Staff Editorial: Crimea Referendum

The Supreme Council of Crimea voted on Mar. 6 to formally become a federal subject of the Russian Federation after 60 years as a part of Ukraine. The decision was put to the Crimean people by referendum on Mar. 16, and passed with 96 percent of the vote, with a turnout of over 80 percent. However, Ukraine has since declared the ballot unconstitutional, as have the United States and the European Union, claiming that the referendum was illegal since Russian troops were still deployed around the peninsula.

Native Russians compose 58 percent of Crimea’s population, and a majority consider Crimea to be an extension of Russia. Given that a larger number of Crimean citizens do not identify as Ukrainians, having the opportunity to choose whether to become an independent republic or join Russia is justified, but the referendum was approached poorly by the Crimean Parliament, Ukrainian government and Russia.

It was aggravating and unnecessarily threatening for Russia to intervene militarily in Crimea, especially so soon after the collapse of the Ukrainian government. The sudden aggression gave the impression that the Russian government was attempting to take advantage of Ukraine’s weakness rather than protect Russian natives in Ukraine and Crimea, as it claimed to be doing.

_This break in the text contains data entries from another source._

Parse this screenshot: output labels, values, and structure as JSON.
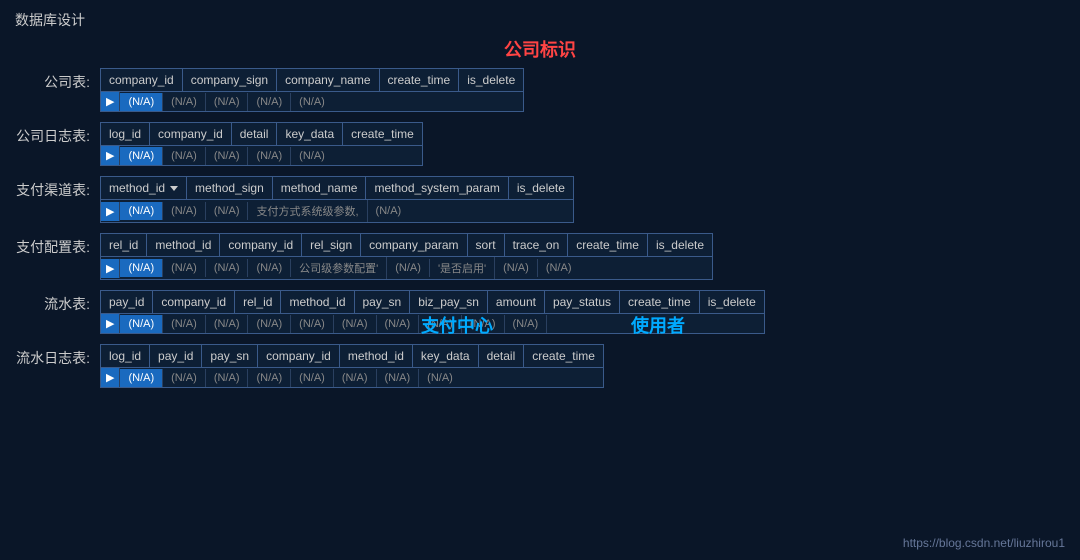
{
  "page": {
    "title": "数据库设计",
    "watermark": "https://blog.csdn.net/liuzhirou1",
    "center_label": "公司标识"
  },
  "tables": [
    {
      "label": "公司表:",
      "columns": [
        "company_id",
        "company_sign",
        "company_name",
        "create_time",
        "is_delete"
      ],
      "row": [
        "(N/A)",
        "(N/A)",
        "(N/A)",
        "(N/A)",
        "(N/A)"
      ],
      "highlighted_col": 0
    },
    {
      "label": "公司日志表:",
      "columns": [
        "log_id",
        "company_id",
        "detail",
        "key_data",
        "create_time"
      ],
      "row": [
        "(N/A)",
        "(N/A)",
        "(N/A)",
        "(N/A)",
        "(N/A)"
      ],
      "highlighted_col": 0
    },
    {
      "label": "支付渠道表:",
      "columns": [
        "method_id",
        "method_sign",
        "method_name",
        "method_system_param",
        "is_delete"
      ],
      "row": [
        "(N/A)",
        "(N/A)",
        "(N/A)",
        "支付方式系统级参数,",
        "(N/A)"
      ],
      "highlighted_col": 0,
      "annotation_col": 3,
      "annotation_text": "支付方式系统级参数,",
      "annotation_color": "red",
      "has_dropdown": 0
    },
    {
      "label": "支付配置表:",
      "columns": [
        "rel_id",
        "method_id",
        "company_id",
        "rel_sign",
        "company_param",
        "sort",
        "trace_on",
        "create_time",
        "is_delete"
      ],
      "row": [
        "(N/A)",
        "(N/A)",
        "(N/A)",
        "(N/A)",
        "公司级参数配置'",
        "(N/A)",
        "'是否启用'",
        "(N/A)",
        "(N/A)"
      ],
      "highlighted_col": 0,
      "annotation_col4": "公司级参数配置'",
      "annotation_col6": "'是否启用'"
    },
    {
      "label": "流水表:",
      "columns": [
        "pay_id",
        "company_id",
        "rel_id",
        "method_id",
        "pay_sn",
        "biz_pay_sn",
        "amount",
        "pay_status",
        "create_time",
        "is_delete"
      ],
      "row": [
        "(N/A)",
        "(N/A)",
        "(N/A)",
        "(N/A)",
        "(N/A)",
        "(N/A)",
        "(N/A)",
        "(N/A)",
        "(N/A)",
        "(N/A)"
      ],
      "highlighted_col": 0,
      "has_center_annotation": true,
      "annotation_left": "支付中心",
      "annotation_right": "使用者"
    },
    {
      "label": "流水日志表:",
      "columns": [
        "log_id",
        "pay_id",
        "pay_sn",
        "company_id",
        "method_id",
        "key_data",
        "detail",
        "create_time"
      ],
      "row": [
        "(N/A)",
        "(N/A)",
        "(N/A)",
        "(N/A)",
        "(N/A)",
        "(N/A)",
        "(N/A)",
        "(N/A)"
      ],
      "highlighted_col": 0
    }
  ]
}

Furthermore, Russian President Vladimir Putin claimed that the gunmen were local resistance forces, when evidence points to the fact that the men were indeed Russian soldiers without insignias. Since Mar. 1, Ukrainian journalists were prohibited from entering the Crimea, increasing the questionability of Russia’s intentions.

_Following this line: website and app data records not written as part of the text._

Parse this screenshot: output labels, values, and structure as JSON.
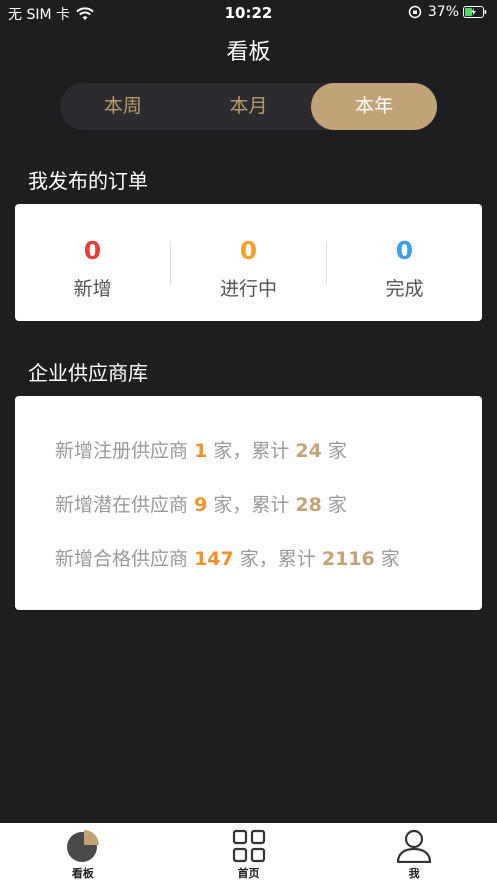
{
  "status_bar": {
    "carrier": "无 SIM 卡",
    "time": "10:22",
    "battery": "37%"
  },
  "nav": {
    "title": "看板"
  },
  "segment": {
    "items": [
      "本周",
      "本月",
      "本年"
    ],
    "active_index": 2
  },
  "orders": {
    "title": "我发布的订单",
    "stats": [
      {
        "value": "0",
        "label": "新增",
        "color": "#e0413c"
      },
      {
        "value": "0",
        "label": "进行中",
        "color": "#f0a22b"
      },
      {
        "value": "0",
        "label": "完成",
        "color": "#3d9fe8"
      }
    ]
  },
  "suppliers": {
    "title": "企业供应商库",
    "lines": [
      {
        "prefix": "新增注册供应商",
        "new_count": "1",
        "mid": "家，累计",
        "total": "24",
        "suffix": "家"
      },
      {
        "prefix": "新增潜在供应商",
        "new_count": "9",
        "mid": "家，累计",
        "total": "28",
        "suffix": "家"
      },
      {
        "prefix": "新增合格供应商",
        "new_count": "147",
        "mid": "家，累计",
        "total": "2116",
        "suffix": "家"
      }
    ]
  },
  "tab_bar": {
    "tabs": [
      {
        "label": "看板",
        "icon": "pie-chart-icon"
      },
      {
        "label": "首页",
        "icon": "grid-icon"
      },
      {
        "label": "我",
        "icon": "user-icon"
      }
    ]
  },
  "colors": {
    "background": "#1e1e21",
    "accent_gold": "#c2a277",
    "orange": "#f0922b"
  }
}
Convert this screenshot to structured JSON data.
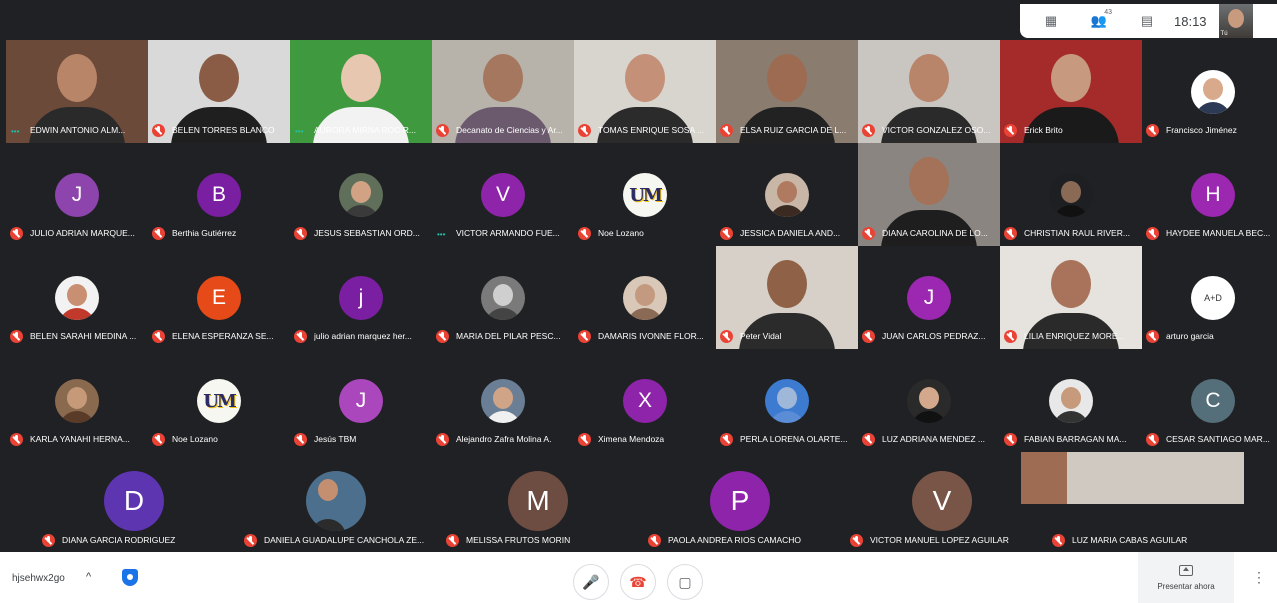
{
  "top_bar": {
    "time": "18:13",
    "participants_count": "43",
    "self_label": "Tú"
  },
  "grid": {
    "rows": [
      [
        {
          "name": "EDWIN ANTONIO ALM...",
          "type": "video",
          "speaking": true,
          "bg": "#6b4a3a",
          "skin": "#b98568",
          "shirt": "#2a2a2a"
        },
        {
          "name": "BELEN TORRES BLANCO",
          "type": "video",
          "bg": "#d9d9d9",
          "skin": "#8a5c45",
          "shirt": "#1f1f1f"
        },
        {
          "name": "AURORA MIRNA ROC R...",
          "type": "video",
          "speaking": true,
          "bg": "#3f9a3f",
          "skin": "#e8c7b0",
          "shirt": "#f2f2f2"
        },
        {
          "name": "Decanato de Ciencias y Ar...",
          "type": "video",
          "bg": "#b7b2aa",
          "skin": "#a5775e",
          "shirt": "#6b5a6e"
        },
        {
          "name": "TOMAS ENRIQUE SOSA ...",
          "type": "video",
          "bg": "#d8d4ce",
          "skin": "#c49077",
          "shirt": "#2b2b2b"
        },
        {
          "name": "ELSA RUIZ GARCIA DE L...",
          "type": "video",
          "bg": "#8a7d70",
          "skin": "#9c6b52",
          "shirt": "#222"
        },
        {
          "name": "VICTOR GONZALEZ OSO...",
          "type": "video",
          "bg": "#c9c6c1",
          "skin": "#b8856a",
          "shirt": "#2a2a2a"
        },
        {
          "name": "Erick Brito",
          "type": "video",
          "bg": "#a52a2a",
          "skin": "#c79a80",
          "shirt": "#1a1a1a"
        },
        {
          "name": "Francisco Jiménez",
          "type": "avatar",
          "kind": "photo",
          "color": "#ffffff",
          "skin": "#d9a98b",
          "shirt": "#2d3a55"
        }
      ],
      [
        {
          "name": "JULIO ADRIAN MARQUE...",
          "type": "avatar",
          "letter": "J",
          "color": "#8e44ad"
        },
        {
          "name": "Berthia Gutiérrez",
          "type": "avatar",
          "letter": "B",
          "color": "#7b1fa2"
        },
        {
          "name": "JESUS SEBASTIAN ORD...",
          "type": "avatar",
          "kind": "photo",
          "color": "#5f6f5a",
          "skin": "#d2a284",
          "shirt": "#3a3a3a"
        },
        {
          "name": "VICTOR ARMANDO FUE...",
          "type": "avatar",
          "letter": "V",
          "color": "#8e24aa",
          "speaking": true
        },
        {
          "name": "Noe Lozano",
          "type": "avatar",
          "kind": "logo",
          "letter": "UM"
        },
        {
          "name": "JESSICA DANIELA AND...",
          "type": "avatar",
          "kind": "photo",
          "color": "#c8b6a6",
          "skin": "#b07a60",
          "shirt": "#3b2a22"
        },
        {
          "name": "DIANA CAROLINA DE LO...",
          "type": "video",
          "bg": "#8a8580",
          "skin": "#a47258",
          "shirt": "#1e1e1e"
        },
        {
          "name": "CHRISTIAN RAUL RIVER...",
          "type": "avatar",
          "kind": "photo",
          "color": "#1d1f22",
          "skin": "#8a6a55",
          "shirt": "#111"
        },
        {
          "name": "HAYDEE MANUELA BEC...",
          "type": "avatar",
          "letter": "H",
          "color": "#9c27b0"
        }
      ],
      [
        {
          "name": "BELEN SARAHI MEDINA ...",
          "type": "avatar",
          "kind": "photo",
          "color": "#f2f2f2",
          "skin": "#c98f73",
          "shirt": "#c0392b"
        },
        {
          "name": "ELENA ESPERANZA SE...",
          "type": "avatar",
          "letter": "E",
          "color": "#e64a19"
        },
        {
          "name": "julio adrian marquez her...",
          "type": "avatar",
          "letter": "j",
          "color": "#7b1fa2"
        },
        {
          "name": "MARIA DEL PILAR PESC...",
          "type": "avatar",
          "kind": "photo",
          "color": "#7a7a7a",
          "skin": "#cfcfcf",
          "shirt": "#444"
        },
        {
          "name": "DAMARIS IVONNE FLOR...",
          "type": "avatar",
          "kind": "photo",
          "color": "#d9c8b8",
          "skin": "#c39a7f",
          "shirt": "#8a6a55"
        },
        {
          "name": "Peter Vidal",
          "type": "video",
          "bg": "#d6d0c8",
          "skin": "#8f6248",
          "shirt": "#2b2b2b"
        },
        {
          "name": "JUAN CARLOS PEDRAZ...",
          "type": "avatar",
          "letter": "J",
          "color": "#9c27b0"
        },
        {
          "name": "LILIA ENRIQUEZ MORE...",
          "type": "video",
          "bg": "#e6e2dd",
          "skin": "#a8735a",
          "shirt": "#2a2a2a"
        },
        {
          "name": "arturo garcia",
          "type": "avatar",
          "kind": "logo2",
          "letter": "A+D",
          "color": "#ffffff"
        }
      ],
      [
        {
          "name": "KARLA YANAHI HERNA...",
          "type": "avatar",
          "kind": "photo",
          "color": "#8a6a4f",
          "skin": "#c69a78",
          "shirt": "#5a3b28"
        },
        {
          "name": "Noe Lozano",
          "type": "avatar",
          "kind": "logo",
          "letter": "UM"
        },
        {
          "name": "Jesús TBM",
          "type": "avatar",
          "letter": "J",
          "color": "#ab47bc"
        },
        {
          "name": "Alejandro Zafra Molina A.",
          "type": "avatar",
          "kind": "photo",
          "color": "#6a7f95",
          "skin": "#cfa487",
          "shirt": "#f0f0f0"
        },
        {
          "name": "Ximena Mendoza",
          "type": "avatar",
          "letter": "X",
          "color": "#8e24aa"
        },
        {
          "name": "PERLA LORENA OLARTE...",
          "type": "avatar",
          "kind": "photo",
          "color": "#3d7bd1",
          "skin": "#9fb7d8",
          "shirt": "#5b8dd6"
        },
        {
          "name": "LUZ ADRIANA MENDEZ ...",
          "type": "avatar",
          "kind": "photo",
          "color": "#2a2a2a",
          "skin": "#d3a88c",
          "shirt": "#111"
        },
        {
          "name": "FABIAN BARRAGAN MA...",
          "type": "avatar",
          "kind": "photo",
          "color": "#e8e8e8",
          "skin": "#c79a7c",
          "shirt": "#333"
        },
        {
          "name": "CESAR SANTIAGO MAR...",
          "type": "avatar",
          "letter": "C",
          "color": "#546e7a"
        }
      ]
    ]
  },
  "bottom_row": [
    {
      "name": "DIANA GARCIA RODRIGUEZ",
      "type": "avatar",
      "letter": "D",
      "color": "#5e35b1"
    },
    {
      "name": "DANIELA GUADALUPE CANCHOLA ZE...",
      "type": "avatar",
      "kind": "photo",
      "color": "#4c6f8e",
      "skin": "#c48f70",
      "shirt": "#2b2b2b"
    },
    {
      "name": "MELISSA FRUTOS MORIN",
      "type": "avatar",
      "letter": "M",
      "color": "#6d4c41"
    },
    {
      "name": "PAOLA ANDREA RIOS CAMACHO",
      "type": "avatar",
      "letter": "P",
      "color": "#8e24aa"
    },
    {
      "name": "VICTOR MANUEL LOPEZ AGUILAR",
      "type": "avatar",
      "letter": "V",
      "color": "#795548"
    },
    {
      "name": "LUZ MARIA CABAS AGUILAR",
      "type": "video",
      "bg": "#cfc9c2",
      "skin": "#9e6c52",
      "shirt": "#e6e6e6"
    }
  ],
  "bottom_bar": {
    "meeting_code": "hjsehwx2go",
    "chevron": "^",
    "present_label": "Presentar ahora",
    "controls": {
      "mic_icon": "mic-icon",
      "hangup_icon": "phone-hangup-icon",
      "camera_icon": "camera-icon"
    }
  },
  "colors": {
    "accent_speaking": "#1fc0a8",
    "muted_red": "#ea4335",
    "background": "#202124"
  }
}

The referendum provided no choice to maintain the existing political status of Crimea, only to restore the 1992 Crimean constitution or join Russia as a federal subject, both of which would have resulted in de facto separation from Ukraine. According to Ukrainian law, territorial changes can only be approved via a referendum that includes all citizens of Ukraine, rendering the referendum illegal by Ukrainian law. The EU, G-7 and the U.N. Security Council have all said that they will not recognize the result of the referendum, citing a violation of international law. The EU has imposed sanctions, including asset freezes and travel bans, on 33 Russian and Ukrainian officials since Mar. 7, with threats of more to come, including against Russian energy exports. However, since several of the officials have no property or family abroad, the travel sanctions are ineffective as the “consequences” that President Barack Obama intended them to be. However, denying service to cardholders of Bank Rossiya, the Russian bank on the blacklist, has affected common citizens more than the officials. While the sanctions are a step in the right direction, they pose more a threat of harm than direct harm for the sanctioned officials.

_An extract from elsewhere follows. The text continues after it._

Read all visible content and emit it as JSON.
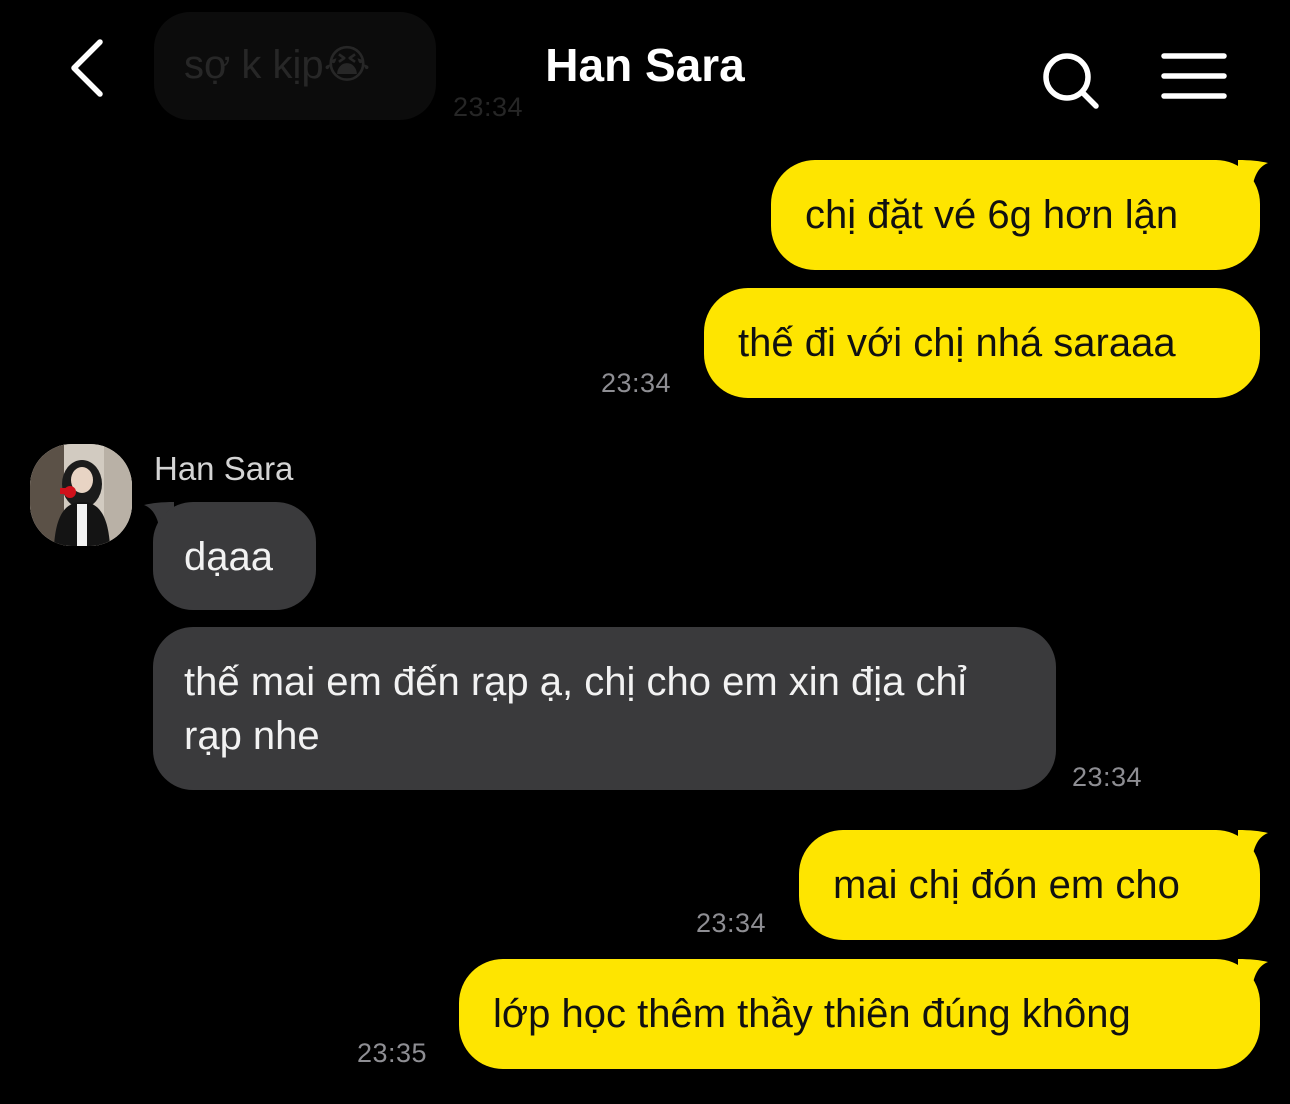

Putin’s approval rating among the Russian people has since increased to 71.6 percent, the highest since 2012, suggesting that a major goal in pursuing the annexation was to bolster his popularity. Such a suspicious motivation, coupled with the fact that only authorized journalists were allowed to cover the elections, indicates that the referendum was not an accurate reflection of the opinion of Crimean citizens. In order to properly administer such a ballot, Russia should have withdrawn its forces, and the ballot should have involved all Ukrainian citizens without intrusion.